Find the lines below holding the word "Stream" and copy each of them.

━━━━━ SOURCE MATERIAL

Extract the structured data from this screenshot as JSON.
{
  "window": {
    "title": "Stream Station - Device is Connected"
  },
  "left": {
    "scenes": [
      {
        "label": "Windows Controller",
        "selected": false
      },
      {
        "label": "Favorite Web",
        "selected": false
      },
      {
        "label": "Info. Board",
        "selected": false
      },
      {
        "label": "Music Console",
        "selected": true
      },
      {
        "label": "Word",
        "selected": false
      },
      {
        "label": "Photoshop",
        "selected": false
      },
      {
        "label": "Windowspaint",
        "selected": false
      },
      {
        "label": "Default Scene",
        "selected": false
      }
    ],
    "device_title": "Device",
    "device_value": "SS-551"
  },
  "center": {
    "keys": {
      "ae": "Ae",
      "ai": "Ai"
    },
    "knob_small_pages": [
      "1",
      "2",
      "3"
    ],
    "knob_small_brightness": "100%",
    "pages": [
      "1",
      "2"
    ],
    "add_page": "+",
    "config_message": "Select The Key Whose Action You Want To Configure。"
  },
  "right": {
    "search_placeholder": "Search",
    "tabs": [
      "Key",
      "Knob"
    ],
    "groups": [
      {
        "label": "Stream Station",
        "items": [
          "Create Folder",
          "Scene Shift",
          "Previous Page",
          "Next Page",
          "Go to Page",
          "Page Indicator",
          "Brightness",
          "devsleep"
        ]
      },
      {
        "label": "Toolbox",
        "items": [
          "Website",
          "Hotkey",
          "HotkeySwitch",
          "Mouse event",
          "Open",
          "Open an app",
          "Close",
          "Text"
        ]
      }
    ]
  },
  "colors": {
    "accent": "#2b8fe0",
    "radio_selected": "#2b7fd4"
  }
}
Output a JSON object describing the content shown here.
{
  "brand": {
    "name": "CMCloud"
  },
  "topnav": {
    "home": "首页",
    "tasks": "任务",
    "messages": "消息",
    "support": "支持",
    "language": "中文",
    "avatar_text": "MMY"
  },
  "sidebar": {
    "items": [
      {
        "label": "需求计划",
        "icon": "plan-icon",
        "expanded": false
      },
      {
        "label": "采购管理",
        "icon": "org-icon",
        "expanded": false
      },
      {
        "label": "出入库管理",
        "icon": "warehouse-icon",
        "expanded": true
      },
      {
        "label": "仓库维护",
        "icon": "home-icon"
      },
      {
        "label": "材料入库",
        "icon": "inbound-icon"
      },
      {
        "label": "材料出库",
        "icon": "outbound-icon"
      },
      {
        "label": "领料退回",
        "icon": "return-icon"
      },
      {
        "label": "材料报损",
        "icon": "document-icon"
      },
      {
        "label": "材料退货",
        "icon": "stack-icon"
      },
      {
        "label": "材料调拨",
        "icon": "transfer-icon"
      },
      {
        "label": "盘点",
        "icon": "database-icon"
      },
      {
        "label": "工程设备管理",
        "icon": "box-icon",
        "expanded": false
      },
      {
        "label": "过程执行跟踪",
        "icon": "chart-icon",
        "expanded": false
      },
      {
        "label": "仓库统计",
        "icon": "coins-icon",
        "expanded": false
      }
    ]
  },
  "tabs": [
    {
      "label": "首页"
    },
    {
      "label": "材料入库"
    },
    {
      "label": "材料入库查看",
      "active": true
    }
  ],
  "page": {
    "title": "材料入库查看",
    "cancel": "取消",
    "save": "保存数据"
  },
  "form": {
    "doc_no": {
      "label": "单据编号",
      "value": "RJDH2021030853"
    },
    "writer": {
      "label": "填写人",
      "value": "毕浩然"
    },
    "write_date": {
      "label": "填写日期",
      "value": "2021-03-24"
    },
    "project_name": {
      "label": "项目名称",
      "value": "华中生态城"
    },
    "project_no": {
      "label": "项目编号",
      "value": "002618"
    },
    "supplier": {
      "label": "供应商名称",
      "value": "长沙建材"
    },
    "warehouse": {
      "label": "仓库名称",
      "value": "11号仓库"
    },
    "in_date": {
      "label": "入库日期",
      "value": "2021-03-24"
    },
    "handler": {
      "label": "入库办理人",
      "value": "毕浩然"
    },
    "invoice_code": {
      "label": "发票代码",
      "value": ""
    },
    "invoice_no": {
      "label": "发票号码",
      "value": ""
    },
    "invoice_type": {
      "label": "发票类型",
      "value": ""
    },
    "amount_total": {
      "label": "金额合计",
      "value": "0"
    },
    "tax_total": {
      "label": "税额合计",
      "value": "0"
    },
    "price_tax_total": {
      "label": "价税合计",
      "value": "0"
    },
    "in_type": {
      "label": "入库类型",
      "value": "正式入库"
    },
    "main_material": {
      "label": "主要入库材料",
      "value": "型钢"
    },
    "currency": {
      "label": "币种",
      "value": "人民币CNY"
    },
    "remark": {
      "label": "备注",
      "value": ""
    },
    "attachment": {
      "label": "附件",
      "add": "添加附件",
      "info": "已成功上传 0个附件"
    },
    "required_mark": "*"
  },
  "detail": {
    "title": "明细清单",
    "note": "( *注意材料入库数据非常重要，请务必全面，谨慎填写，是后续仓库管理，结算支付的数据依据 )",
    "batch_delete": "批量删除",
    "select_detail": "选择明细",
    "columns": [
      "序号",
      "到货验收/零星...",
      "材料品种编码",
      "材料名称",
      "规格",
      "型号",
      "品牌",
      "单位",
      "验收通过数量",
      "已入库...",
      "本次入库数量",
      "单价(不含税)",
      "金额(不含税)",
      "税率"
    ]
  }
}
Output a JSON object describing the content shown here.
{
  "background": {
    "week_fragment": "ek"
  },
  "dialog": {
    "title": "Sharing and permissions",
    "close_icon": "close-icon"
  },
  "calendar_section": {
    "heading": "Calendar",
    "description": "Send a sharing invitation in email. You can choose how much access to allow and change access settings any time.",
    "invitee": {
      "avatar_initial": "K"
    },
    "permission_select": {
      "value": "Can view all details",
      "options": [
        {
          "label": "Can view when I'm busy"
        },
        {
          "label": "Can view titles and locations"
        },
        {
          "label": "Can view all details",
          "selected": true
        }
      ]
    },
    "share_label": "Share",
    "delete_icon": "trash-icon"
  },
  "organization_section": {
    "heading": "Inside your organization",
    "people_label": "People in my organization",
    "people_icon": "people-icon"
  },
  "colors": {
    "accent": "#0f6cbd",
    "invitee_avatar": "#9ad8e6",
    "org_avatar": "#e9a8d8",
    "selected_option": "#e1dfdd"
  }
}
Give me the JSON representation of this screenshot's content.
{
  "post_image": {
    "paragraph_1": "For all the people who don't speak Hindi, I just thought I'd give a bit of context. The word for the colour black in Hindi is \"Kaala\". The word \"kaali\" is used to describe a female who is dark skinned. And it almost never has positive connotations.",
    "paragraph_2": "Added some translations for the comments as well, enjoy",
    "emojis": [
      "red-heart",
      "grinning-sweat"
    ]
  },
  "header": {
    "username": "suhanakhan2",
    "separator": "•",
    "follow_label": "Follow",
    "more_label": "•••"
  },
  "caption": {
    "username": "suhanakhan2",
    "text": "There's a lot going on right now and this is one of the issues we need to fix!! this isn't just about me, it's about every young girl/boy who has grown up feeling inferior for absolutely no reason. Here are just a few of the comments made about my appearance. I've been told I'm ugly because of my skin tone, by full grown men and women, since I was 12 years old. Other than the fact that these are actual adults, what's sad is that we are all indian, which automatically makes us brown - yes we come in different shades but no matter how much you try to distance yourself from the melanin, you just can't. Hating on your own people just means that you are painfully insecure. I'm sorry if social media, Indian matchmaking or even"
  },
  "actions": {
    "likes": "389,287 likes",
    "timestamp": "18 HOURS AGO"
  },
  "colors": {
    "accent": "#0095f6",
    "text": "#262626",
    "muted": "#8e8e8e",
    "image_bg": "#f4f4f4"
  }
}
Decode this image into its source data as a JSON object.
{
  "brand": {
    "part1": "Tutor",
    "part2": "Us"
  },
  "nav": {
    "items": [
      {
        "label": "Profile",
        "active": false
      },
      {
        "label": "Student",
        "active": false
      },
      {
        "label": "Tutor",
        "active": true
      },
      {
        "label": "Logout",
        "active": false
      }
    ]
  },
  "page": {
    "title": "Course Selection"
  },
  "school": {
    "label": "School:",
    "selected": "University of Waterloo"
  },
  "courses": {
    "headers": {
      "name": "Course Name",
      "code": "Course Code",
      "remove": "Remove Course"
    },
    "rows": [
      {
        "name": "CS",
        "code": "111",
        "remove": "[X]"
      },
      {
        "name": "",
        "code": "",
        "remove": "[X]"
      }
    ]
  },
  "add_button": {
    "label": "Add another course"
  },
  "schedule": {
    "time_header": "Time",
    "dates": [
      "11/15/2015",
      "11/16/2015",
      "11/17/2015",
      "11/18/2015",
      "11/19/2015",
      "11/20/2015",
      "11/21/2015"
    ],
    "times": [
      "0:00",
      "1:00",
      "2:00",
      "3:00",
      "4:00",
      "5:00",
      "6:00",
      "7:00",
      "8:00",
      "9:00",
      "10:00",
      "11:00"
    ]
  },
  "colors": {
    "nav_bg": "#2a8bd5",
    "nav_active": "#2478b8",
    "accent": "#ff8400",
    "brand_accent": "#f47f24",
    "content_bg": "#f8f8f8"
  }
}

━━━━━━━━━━

OUTPUT BELOW:
    "title": "Stream Station - Device is Connected"
        "label": "Stream Station",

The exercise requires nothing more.